You can make a lot of money doing this. I paid for Christmas with this in 2015. I call this “Christmas money” because over the space of a year you can make enough to buy Santa’s presents.
2. Mystery shopping
I have been mystery shopping for various companies since 2007. I started because I was bullied in my job and I felt disrespected and like my voice didn’t matter. This gave me a way to build my self-esteem, feel like my opinion made a difference and make money at the same time. For mystery shops, you don’t just get paid in cash. Sometimes, you get freebies too. I’ve had free ice-cream, free meals in restaurants, free casino trips (with money to gamble and the chance to keep my winnings), free entry into museums etc. It’s fun too, going undercover. #SpyLife

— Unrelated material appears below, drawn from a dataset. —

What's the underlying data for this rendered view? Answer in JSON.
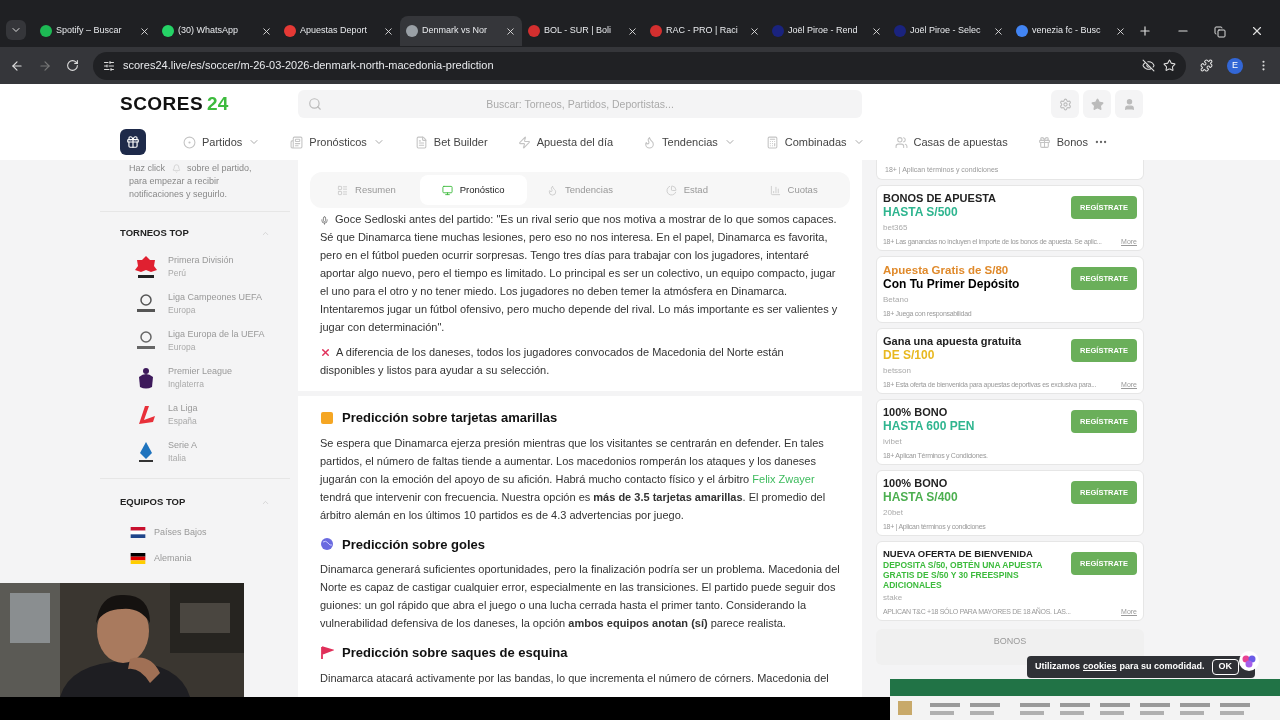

Since 2007, mystery shopping has changed beyond recognition. It used to be a proper job with lots of paperwork. Now it’s all done with apps. You’ll often need a special referral code to sign up but if you get one, it can be lucrative. Some of the best apps are Field Agent and Be My Eye (refer with “p0ndvy”). My personal favourite is Roamler, and that’s where I make the most money, but it can be difficult to get a referral code for that as agents are only given a certain number of codes each time they’re promoted. So, for level 2, you get 2 codes, level 3 you get three codes etc. It’s worth holding out for one because Roamler really are the best of the bunch in my opinion.
I call this “Cyprus money” because it’s how I pay for my trips to Cyprus.
1. Publish a really good e-book
You can’t just sit down and write a great thriller and make money. It’s not as simple as that, although a lot of people seem to think it is – and are bitterly disappointed when they realise it isn’t. I’m currently working on a coaching e-book that will lift the lid on all the things you should do to maximise your chances of success, such as choosing a niche genre, promoting for free and deciding whether to utilise KU. In the meantime, you can read this article I did on OxGadgets last year or view my books on Amazon (of course I’m selling something! Did you think I was writing this article just for something to do? LOL). Or, if you’re feeling generous, you could buy me a coffee.
I call this “how I pay the bills” although recently I haven’t been paying much of anything with book royalties. But since 2011 I’ve made over $11,000 which by self-publishing standards is pretty good, especially considering how clueless I was when I started out.
Do you have any other ways to make money online? Share them!